The following month, the King reinstated his consort (the first concubine in generations) to her role after stripping her of her titles and roles late last year. The demonstrations against his reign continued to grow as the protestors risked it all to have their voices heard. In October, the German Foreign Minister said he was against the King reigning from Germany, and Thailand banned gatherings of more than five people in an attempt to stop the protests against Rama X once he returned from Germany. This didn’t stop demonstrators from tearing down the King and Queen’s photos, however.

The King decided to address the protestors in November saying he “loves them all the same” and that Thailand is “the land of compromise.” In December, the United Nations urged Thailand to change the lèse majesté laws in the country which carries up to a 15-year prison sentence for insulting, threatening or defaming the royals.

Japan:

While the year started fine with Emperor Naruhito delivering his first New Year’s speech, no one imagined what 2020 had in store. Succession remained unstable and will remain unstable until a change is made. While the government began an informal study regarding the succession, they never took any action as the year progressed. However, good news was announced as the Emperor and Empress Masako’s State Visit to the UK was planned for the spring, but COVID’s impact began to show in February when the Emperor’s public birthday celebrations were cancelled.

Embed from Getty Images

The following month, Buckingham Palace confirmed that the State Visit to the UK was cancelled while the Imperial Household announced where the Emperor and Empress’s daughter, Princess Aiko, was going to university after graduating from high school. In April, Crown Prince Akishino’s ceremonies to mark him becoming the heir were postponed, but in May, the Crown Prince Family donated 300 handmade medical gowns to help the healthcare field. Japanese pundits also started calling on the Imperial Family to use social media to interact with the people like their European counterparts.

November saw the Crown Prince finally be declared as heir to the throne in the traditional ceremony, and it was revealed the government was considering allowing female members of the Imperial Family to head their own branches.
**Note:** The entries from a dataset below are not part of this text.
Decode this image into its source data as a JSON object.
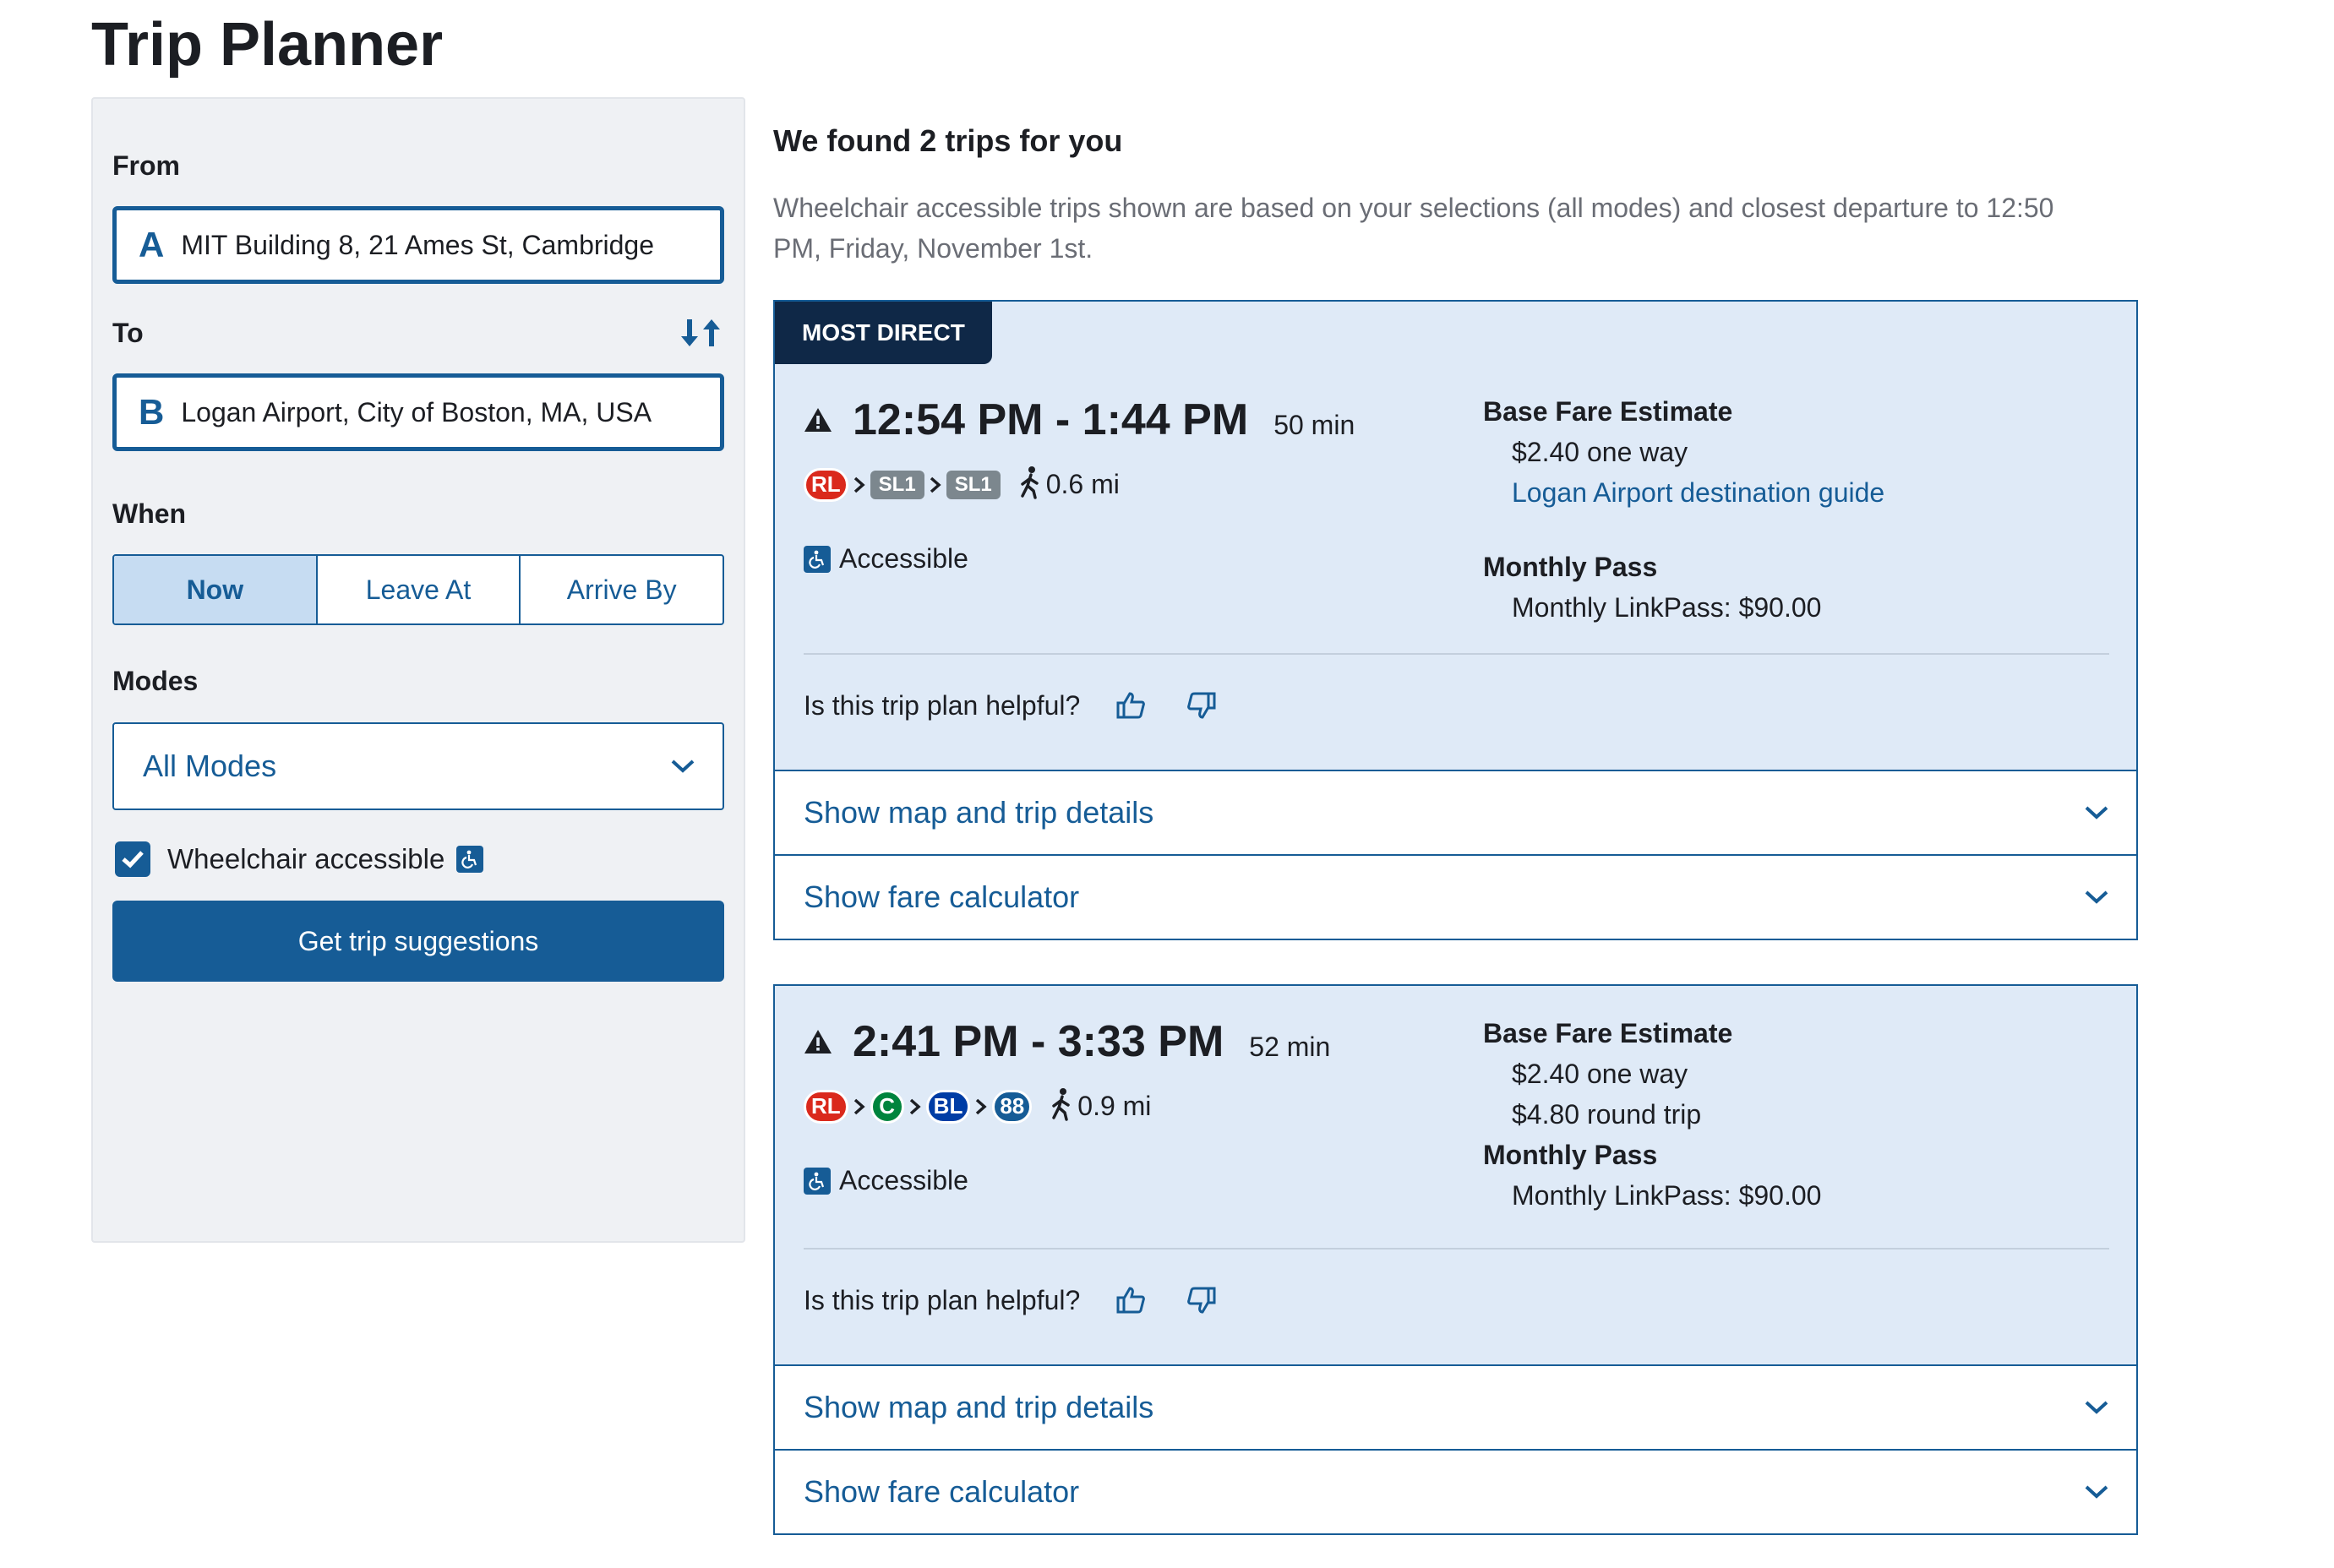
{
  "page": {
    "title": "Trip Planner"
  },
  "form": {
    "from_label": "From",
    "from_letter": "A",
    "from_value": "MIT Building 8, 21 Ames St, Cambridge",
    "to_label": "To",
    "to_letter": "B",
    "to_value": "Logan Airport, City of Boston, MA, USA",
    "swap_icon": "swap-arrows-icon",
    "when_label": "When",
    "when_options": [
      "Now",
      "Leave At",
      "Arrive By"
    ],
    "when_selected": "Now",
    "modes_label": "Modes",
    "modes_value": "All Modes",
    "wheelchair_label": "Wheelchair accessible",
    "wheelchair_checked": true,
    "submit_label": "Get trip suggestions"
  },
  "results": {
    "title": "We found 2 trips for you",
    "description": "Wheelchair accessible trips shown are based on your selections (all modes) and closest departure to 12:50 PM, Friday, November 1st.",
    "trips": [
      {
        "badge": "MOST DIRECT",
        "times": "12:54 PM - 1:44 PM",
        "duration": "50 min",
        "routes": [
          {
            "label": "RL",
            "shape": "circle",
            "color": "#da291c"
          },
          {
            "label": "SL1",
            "shape": "rect",
            "color": "#7c878e"
          },
          {
            "label": "SL1",
            "shape": "rect",
            "color": "#7c878e"
          }
        ],
        "walk": "0.6 mi",
        "accessible": "Accessible",
        "fare_heading": "Base Fare Estimate",
        "fare_lines": [
          "$2.40 one way"
        ],
        "fare_link": "Logan Airport destination guide",
        "pass_heading": "Monthly Pass",
        "pass_value": "Monthly LinkPass: $90.00",
        "helpful": "Is this trip plan helpful?",
        "map_toggle": "Show map and trip details",
        "fare_toggle": "Show fare calculator"
      },
      {
        "badge": "",
        "times": "2:41 PM - 3:33 PM",
        "duration": "52 min",
        "routes": [
          {
            "label": "RL",
            "shape": "circle",
            "color": "#da291c"
          },
          {
            "label": "C",
            "shape": "circle",
            "color": "#00843d"
          },
          {
            "label": "BL",
            "shape": "circle",
            "color": "#003da5"
          },
          {
            "label": "88",
            "shape": "circle",
            "color": "#165c96"
          }
        ],
        "walk": "0.9 mi",
        "accessible": "Accessible",
        "fare_heading": "Base Fare Estimate",
        "fare_lines": [
          "$2.40 one way",
          "$4.80 round trip"
        ],
        "fare_link": "",
        "pass_heading": "Monthly Pass",
        "pass_value": "Monthly LinkPass: $90.00",
        "helpful": "Is this trip plan helpful?",
        "map_toggle": "Show map and trip details",
        "fare_toggle": "Show fare calculator"
      }
    ]
  },
  "colors": {
    "primary": "#165c96",
    "card_bg": "#dfeaf7",
    "badge_bg": "#0f2847",
    "sidebar_bg": "#eff1f4"
  }
}
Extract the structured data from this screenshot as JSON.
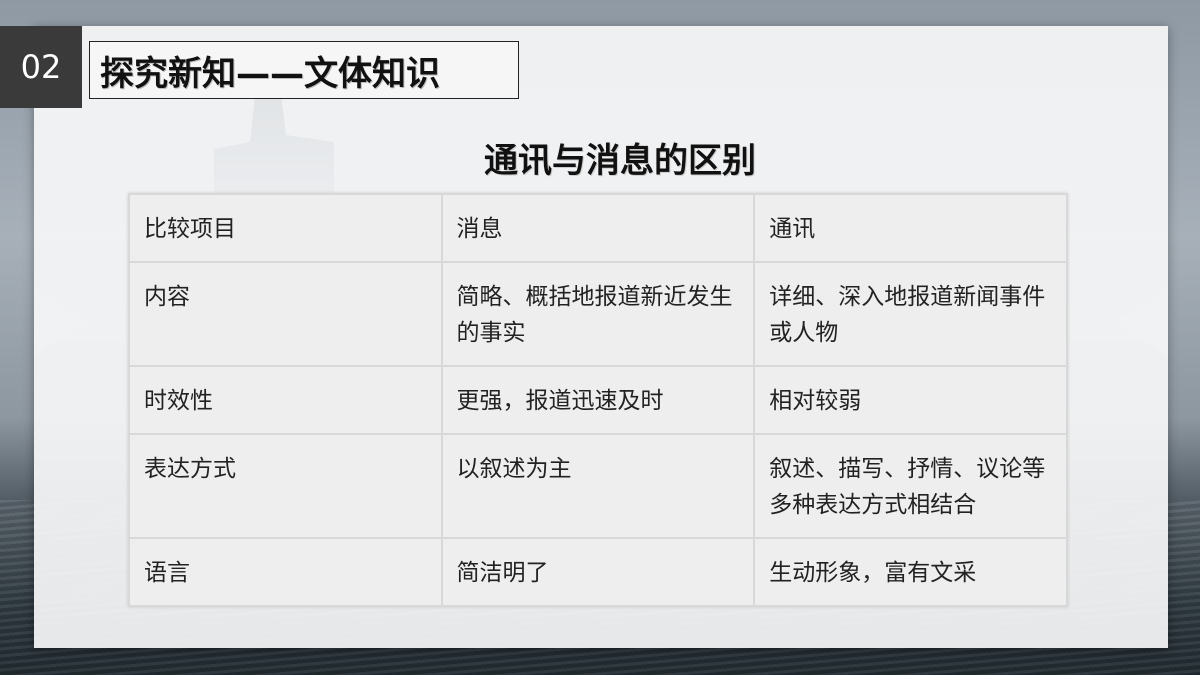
{
  "badge": {
    "number": "02"
  },
  "section_title": "探究新知——文体知识",
  "table_title": "通讯与消息的区别",
  "table": {
    "headers": [
      "比较项目",
      "消息",
      "通讯"
    ],
    "rows": [
      {
        "item": "内容",
        "xiaoxi": "简略、概括地报道新近发生的事实",
        "tongxun": "详细、深入地报道新闻事件或人物"
      },
      {
        "item": "时效性",
        "xiaoxi": "更强，报道迅速及时",
        "tongxun": "相对较弱"
      },
      {
        "item": "表达方式",
        "xiaoxi": "以叙述为主",
        "tongxun": "叙述、描写、抒情、议论等多种表达方式相结合"
      },
      {
        "item": "语言",
        "xiaoxi": "简洁明了",
        "tongxun": "生动形象，富有文采"
      }
    ]
  }
}
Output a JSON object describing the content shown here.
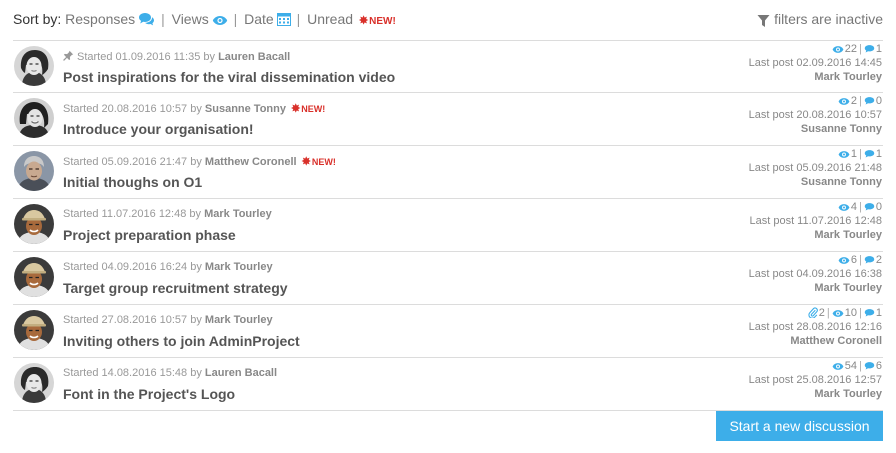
{
  "sortbar": {
    "label": "Sort by:",
    "options": [
      {
        "label": "Responses",
        "icon": "comments-icon"
      },
      {
        "label": "Views",
        "icon": "eye-icon"
      },
      {
        "label": "Date",
        "icon": "calendar-icon"
      },
      {
        "label": "Unread",
        "icon": "new-star-icon",
        "badge": "NEW!"
      }
    ],
    "filters_label": "filters are inactive"
  },
  "colors": {
    "accent": "#3daee9",
    "new_badge": "#d9302a",
    "icon_blue": "#3daee9"
  },
  "threads": [
    {
      "pinned": true,
      "started_prefix": "Started 01.09.2016 11:35 by",
      "author": "Lauren Bacall",
      "new": false,
      "title": "Post inspirations for the viral dissemination video",
      "attachments": null,
      "views": "22",
      "replies": "1",
      "last_post": "Last post 02.09.2016 14:45",
      "last_author": "Mark Tourley",
      "avatar": "lauren"
    },
    {
      "pinned": false,
      "started_prefix": "Started 20.08.2016 10:57 by",
      "author": "Susanne Tonny",
      "new": true,
      "title": "Introduce your organisation!",
      "attachments": null,
      "views": "2",
      "replies": "0",
      "last_post": "Last post 20.08.2016 10:57",
      "last_author": "Susanne Tonny",
      "avatar": "susanne"
    },
    {
      "pinned": false,
      "started_prefix": "Started 05.09.2016 21:47 by",
      "author": "Matthew Coronell",
      "new": true,
      "title": "Initial thoughs on O1",
      "attachments": null,
      "views": "1",
      "replies": "1",
      "last_post": "Last post 05.09.2016 21:48",
      "last_author": "Susanne Tonny",
      "avatar": "matthew"
    },
    {
      "pinned": false,
      "started_prefix": "Started 11.07.2016 12:48 by",
      "author": "Mark Tourley",
      "new": false,
      "title": "Project preparation phase",
      "attachments": null,
      "views": "4",
      "replies": "0",
      "last_post": "Last post 11.07.2016 12:48",
      "last_author": "Mark Tourley",
      "avatar": "mark"
    },
    {
      "pinned": false,
      "started_prefix": "Started 04.09.2016 16:24 by",
      "author": "Mark Tourley",
      "new": false,
      "title": "Target group recruitment strategy",
      "attachments": null,
      "views": "6",
      "replies": "2",
      "last_post": "Last post 04.09.2016 16:38",
      "last_author": "Mark Tourley",
      "avatar": "mark"
    },
    {
      "pinned": false,
      "started_prefix": "Started 27.08.2016 10:57 by",
      "author": "Mark Tourley",
      "new": false,
      "title": "Inviting others to join AdminProject",
      "attachments": "2",
      "views": "10",
      "replies": "1",
      "last_post": "Last post 28.08.2016 12:16",
      "last_author": "Matthew Coronell",
      "avatar": "mark"
    },
    {
      "pinned": false,
      "started_prefix": "Started 14.08.2016 15:48 by",
      "author": "Lauren Bacall",
      "new": false,
      "title": "Font in the Project's Logo",
      "attachments": null,
      "views": "54",
      "replies": "6",
      "last_post": "Last post 25.08.2016 12:57",
      "last_author": "Mark Tourley",
      "avatar": "lauren"
    }
  ],
  "new_badge_text": "NEW!",
  "new_discussion_label": "Start a new discussion"
}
The year concluded with the announcement that there would be no public New Year celebrations at the Imperial Palace.

Bhutan:

In Bhutan, the year began with King Jigme Khesar Namgyel Wangchuck hosting participants of the 13th Scouts Leadership Training while the world waited for the new royal baby’s birth. In the meantime, the Crown Prince celebrated his fourth birthday.

The following month the new royal baby, a prince, was born, but the King shut the borders to prevent the spread of the coronavirus. In June, the first images of the new family of four were released ahead of the announcement that the new baby would be called Prince Jigme Ugyen Wangchuck and go by Prince Ugyen Wangchuck.

bhutan
Royal Office for Media

The King and his father, the former monarch, King Jigme Singye Wangchuck, toured the country to encourage their citizens recovering from the pandemic. The country had a reason to celebrate in October as the King’s younger sister married the Queen’s younger brother. The following month Coronation Day was celebrated with new photos of the King and his family. In December, the King had to address his people for National Day via video and radio as COVID began to spread quickly again. Queen Jetsun Pema ordered that services be available for victims of domestic violence, as well.

Photo: Royal Office for Media

Brunei:

Brunei didn’t make many headlines in 2020. However, sad news came from the country in October as the Sultan’s son, Prince Abdul Azim, died at the age of 38.

About author

Brittani is from Tennessee, USA. She is a political scientist and historian after graduating with a degree in the topics from the University of Tennessee, Knoxville, in December 2014. She also holds a master's degree from Northeastern University. She enjoys reading and researching all things regarding the royals of the world. Her love of royals began in middle school, and she's been researching, reading, and writing on royalty for over a decade. She became Europe Editor in October 2016, and then Deputy Editor in January 2019, and has been featured on several podcasts, radio shows, news broadcasts and websites.